JP Donleavy, the Irish-American novelist whose 1955 debut, The Ginger Man, was rejected by 45 publishers for its scabrous, sexually explicit content but eventually sold more than 45 million copies and came to be regarded as a modern classic, died on 11 September after a stroke at a hospital near his home in Mullingar, Co Westmeath. He was 91.
Donleavy was a New York native who moved to Ireland for university, adopted an outfit of corduroy and tweed (along with a matching brogue) and established himself as an itinerant successor to James Joyce. He wrote more than a dozen novels and story collections, many of them set in Dublin, and was sometimes described as one of the funniest – and finest – writers in the English language.
“No contemporary writer is better than JP Donleavy at his best,” The New Yorker wrote in a review of Meet My Maker the Mad Molecule, a 1964 collection with an alliterative title that became a feature in books like The Saddest Summer of Samuel S (1966), The Beastly Beatitudes of Balthazar B (1968), and The Destinies of Darcy Dancer, Gentleman (1977).
Yet Donleavy’s literary reputation rested almost entirely on his first novel. The Ginger Man was a semi-autobiographical account of red-bearded Sebastian Dangerfield, an impoverished American Second World War vet who studies at Trinity College, exposes himself on a train and strays far from his wife, Marion.
The novel’s bawdy descriptions nearly prevented it from being published. Rather than cut the salacious bits, which in Donleavy’s opinion contained the core of the book, he followed the suggestion of Irish poet and writer Brendan Behan and submitted the novel to Olympia Press in Paris.
The publishing house would later release Vladimir Nabokov’s Lolita.
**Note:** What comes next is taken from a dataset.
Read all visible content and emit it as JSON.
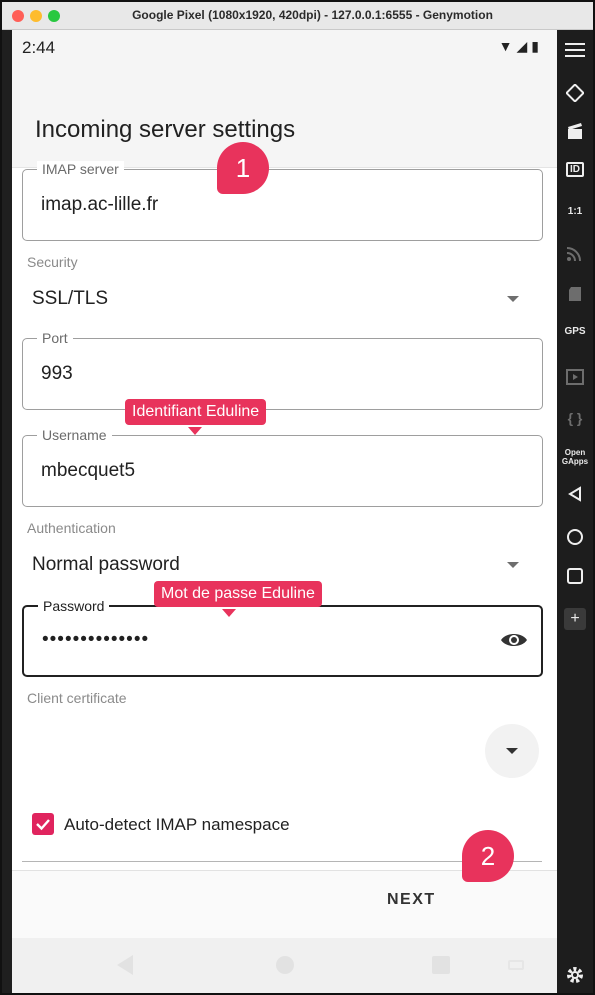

At the time, however, it was launching a series of potentially lucrative pornographic novels under the name Traveller’s Companion, and scooped up Donleavy’s book alongside such titles as White Thighs and School…